**Prompt**
Which lines of the records below contain the word "application"? Show each one.
(Beginning of Dataset excerpts)
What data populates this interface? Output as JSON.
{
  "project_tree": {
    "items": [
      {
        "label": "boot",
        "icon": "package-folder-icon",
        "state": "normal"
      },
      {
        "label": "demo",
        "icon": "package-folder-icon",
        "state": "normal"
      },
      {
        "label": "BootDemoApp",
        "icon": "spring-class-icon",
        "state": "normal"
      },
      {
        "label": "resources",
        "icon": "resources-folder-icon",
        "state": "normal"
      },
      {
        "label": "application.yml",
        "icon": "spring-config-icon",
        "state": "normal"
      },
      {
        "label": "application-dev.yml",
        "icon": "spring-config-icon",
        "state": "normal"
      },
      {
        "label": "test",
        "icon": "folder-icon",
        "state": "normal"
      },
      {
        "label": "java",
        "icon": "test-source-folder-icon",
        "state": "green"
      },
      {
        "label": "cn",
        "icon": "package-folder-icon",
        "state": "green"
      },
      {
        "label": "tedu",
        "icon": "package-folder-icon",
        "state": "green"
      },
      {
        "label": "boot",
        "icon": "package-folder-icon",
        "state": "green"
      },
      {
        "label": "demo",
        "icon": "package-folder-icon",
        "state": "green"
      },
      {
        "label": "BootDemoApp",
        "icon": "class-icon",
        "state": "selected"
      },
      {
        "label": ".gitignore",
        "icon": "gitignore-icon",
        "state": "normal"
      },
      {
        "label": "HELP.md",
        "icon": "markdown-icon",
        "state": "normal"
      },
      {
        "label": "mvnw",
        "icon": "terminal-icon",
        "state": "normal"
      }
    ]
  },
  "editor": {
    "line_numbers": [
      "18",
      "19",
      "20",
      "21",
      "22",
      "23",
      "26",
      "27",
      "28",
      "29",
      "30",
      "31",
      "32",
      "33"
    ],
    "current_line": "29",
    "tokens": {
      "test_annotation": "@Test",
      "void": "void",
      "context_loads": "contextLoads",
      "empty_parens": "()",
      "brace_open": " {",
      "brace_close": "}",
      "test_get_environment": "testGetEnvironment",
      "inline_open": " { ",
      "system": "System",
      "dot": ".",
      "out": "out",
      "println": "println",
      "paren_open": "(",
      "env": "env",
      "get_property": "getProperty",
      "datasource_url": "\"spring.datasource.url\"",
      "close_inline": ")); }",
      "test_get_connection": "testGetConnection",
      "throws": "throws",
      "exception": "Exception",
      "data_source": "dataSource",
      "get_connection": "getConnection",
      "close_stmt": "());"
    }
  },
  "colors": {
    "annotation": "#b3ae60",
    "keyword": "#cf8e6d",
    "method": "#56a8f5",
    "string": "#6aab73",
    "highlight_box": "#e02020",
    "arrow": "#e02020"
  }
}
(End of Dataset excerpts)
**Task answer**
        "label": "application.yml",
        "label": "application-dev.yml",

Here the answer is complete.